Sponsor and status
Feb 9, 1989
101st Congress, 1989–1990
Died in a previous Congress
This resolution was introduced on February 9, 1989, in a previous session of Congress, but was not enacted.
Representative for New York's 4th congressional district
Feb 9, 1989
Bills and resolutions are referred to committees which debate the bill before possibly sending it on to the whole chamber.
Apr 11, 1991
Reintroduced Bill — Introduced
This activity took place on a related bill, H.J.Res. 216 (102nd).
H.J.Res. 139 (101st) was a joint resolution in the United States Congress.
A joint resolution is often used in the same manner as a bill. If passed by both the House and Senate in identical form and signed by the President, it becomes a law. Joint resolutions are also used to propose amendments to the Constitution.
This joint resolution was introduced in the 101st Congress, which met from Jan 3, 1989 to Oct 28, 1990. Legislation not enacted by the end of a Congress is cleared from the books.
How to cite this information.
We recommend the following MLA-formatted citation when using the information you see here in academic work:
Civic Impulse. (2018). H.J.Res. 139 — 101st Congress: To express opposition to the Environmental Protection Agency’s past increases in fluoridation levels in drinking ... Retrieved from https://www.govtrack.us/congress/bills/101/hjres139
“H.J.Res. 139 — 101st Congress: To express opposition to the Environmental Protection Agency’s past increases in fluoridation levels in drinking ...” www.GovTrack.us. 1989. March 20, 2018 <https://www.govtrack.us/congress/bills/101/hjres139>
|title=H.J.Res. 139 (101st)
|accessdate=March 20, 2018
|author=101st Congress (1989)
|date=February 9, 1989
|quote=To express opposition to the Environmental Protection Agency’s past increases in fluoridation levels in drinking ...
Where is this information from?

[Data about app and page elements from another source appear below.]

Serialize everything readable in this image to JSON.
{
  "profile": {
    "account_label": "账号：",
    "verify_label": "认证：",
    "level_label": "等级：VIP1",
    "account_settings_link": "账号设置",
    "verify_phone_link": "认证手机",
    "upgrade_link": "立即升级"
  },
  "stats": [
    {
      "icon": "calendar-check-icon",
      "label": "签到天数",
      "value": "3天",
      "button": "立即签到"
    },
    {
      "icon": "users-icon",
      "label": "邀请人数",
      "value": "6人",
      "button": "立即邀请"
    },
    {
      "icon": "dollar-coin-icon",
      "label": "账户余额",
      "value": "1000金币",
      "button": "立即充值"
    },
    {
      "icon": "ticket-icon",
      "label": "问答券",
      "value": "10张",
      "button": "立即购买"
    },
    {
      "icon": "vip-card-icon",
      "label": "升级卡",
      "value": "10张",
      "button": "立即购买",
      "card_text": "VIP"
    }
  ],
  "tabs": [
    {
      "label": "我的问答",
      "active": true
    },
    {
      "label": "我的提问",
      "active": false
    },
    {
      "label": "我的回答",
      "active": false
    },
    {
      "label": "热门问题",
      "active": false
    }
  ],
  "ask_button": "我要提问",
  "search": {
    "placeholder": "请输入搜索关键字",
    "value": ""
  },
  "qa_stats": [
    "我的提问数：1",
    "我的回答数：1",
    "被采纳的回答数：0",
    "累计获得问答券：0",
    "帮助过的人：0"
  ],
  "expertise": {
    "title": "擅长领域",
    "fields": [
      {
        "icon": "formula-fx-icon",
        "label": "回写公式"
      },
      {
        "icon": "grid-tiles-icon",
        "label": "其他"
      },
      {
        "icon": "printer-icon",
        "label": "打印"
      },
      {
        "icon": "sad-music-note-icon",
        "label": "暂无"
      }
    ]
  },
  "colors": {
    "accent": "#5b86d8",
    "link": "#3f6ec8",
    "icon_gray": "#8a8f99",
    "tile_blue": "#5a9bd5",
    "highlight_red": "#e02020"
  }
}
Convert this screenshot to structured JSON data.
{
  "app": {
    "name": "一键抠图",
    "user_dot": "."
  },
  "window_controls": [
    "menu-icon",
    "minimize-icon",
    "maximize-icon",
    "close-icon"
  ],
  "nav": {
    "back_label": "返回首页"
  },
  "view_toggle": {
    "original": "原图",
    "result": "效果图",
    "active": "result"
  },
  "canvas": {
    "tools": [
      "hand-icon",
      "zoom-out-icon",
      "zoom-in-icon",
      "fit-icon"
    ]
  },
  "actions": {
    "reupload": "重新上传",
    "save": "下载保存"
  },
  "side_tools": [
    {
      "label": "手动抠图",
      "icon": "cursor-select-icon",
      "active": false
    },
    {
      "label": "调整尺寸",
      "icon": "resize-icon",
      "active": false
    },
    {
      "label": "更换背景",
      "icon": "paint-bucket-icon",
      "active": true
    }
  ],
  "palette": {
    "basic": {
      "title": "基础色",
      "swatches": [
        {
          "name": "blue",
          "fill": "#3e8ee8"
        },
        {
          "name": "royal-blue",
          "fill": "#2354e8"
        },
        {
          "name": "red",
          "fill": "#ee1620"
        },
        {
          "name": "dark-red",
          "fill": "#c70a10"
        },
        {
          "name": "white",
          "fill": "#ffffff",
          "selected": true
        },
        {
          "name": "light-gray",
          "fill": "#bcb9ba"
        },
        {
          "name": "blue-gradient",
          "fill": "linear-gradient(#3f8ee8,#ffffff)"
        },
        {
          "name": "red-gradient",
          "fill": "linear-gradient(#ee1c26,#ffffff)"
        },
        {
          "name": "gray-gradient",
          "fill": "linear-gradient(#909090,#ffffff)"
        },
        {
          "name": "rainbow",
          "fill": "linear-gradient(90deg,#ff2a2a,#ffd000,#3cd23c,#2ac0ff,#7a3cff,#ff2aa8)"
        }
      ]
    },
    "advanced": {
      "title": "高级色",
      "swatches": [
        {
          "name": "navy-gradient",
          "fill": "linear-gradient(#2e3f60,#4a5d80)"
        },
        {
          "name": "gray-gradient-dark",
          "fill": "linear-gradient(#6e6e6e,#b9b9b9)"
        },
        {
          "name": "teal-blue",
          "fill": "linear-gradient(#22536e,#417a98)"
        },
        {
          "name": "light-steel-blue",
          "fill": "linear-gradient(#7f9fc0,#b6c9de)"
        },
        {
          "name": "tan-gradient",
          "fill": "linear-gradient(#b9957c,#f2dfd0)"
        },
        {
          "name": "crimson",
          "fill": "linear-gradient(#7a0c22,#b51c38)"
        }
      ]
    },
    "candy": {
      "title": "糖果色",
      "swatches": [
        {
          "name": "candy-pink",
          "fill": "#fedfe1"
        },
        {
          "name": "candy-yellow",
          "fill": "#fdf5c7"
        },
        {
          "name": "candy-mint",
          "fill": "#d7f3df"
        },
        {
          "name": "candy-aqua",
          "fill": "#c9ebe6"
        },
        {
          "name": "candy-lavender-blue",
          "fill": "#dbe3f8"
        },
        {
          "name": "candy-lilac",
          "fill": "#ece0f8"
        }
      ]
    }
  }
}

GovTrack automatically collects legislative information from a variety of governmental and non-governmental sources. This page is sourced primarily from Congress.gov, the official portal of the United States Congress. Congress.gov is generally updated one day after events occur, and so legislative activity shown here may be one day behind. Data via the congress project.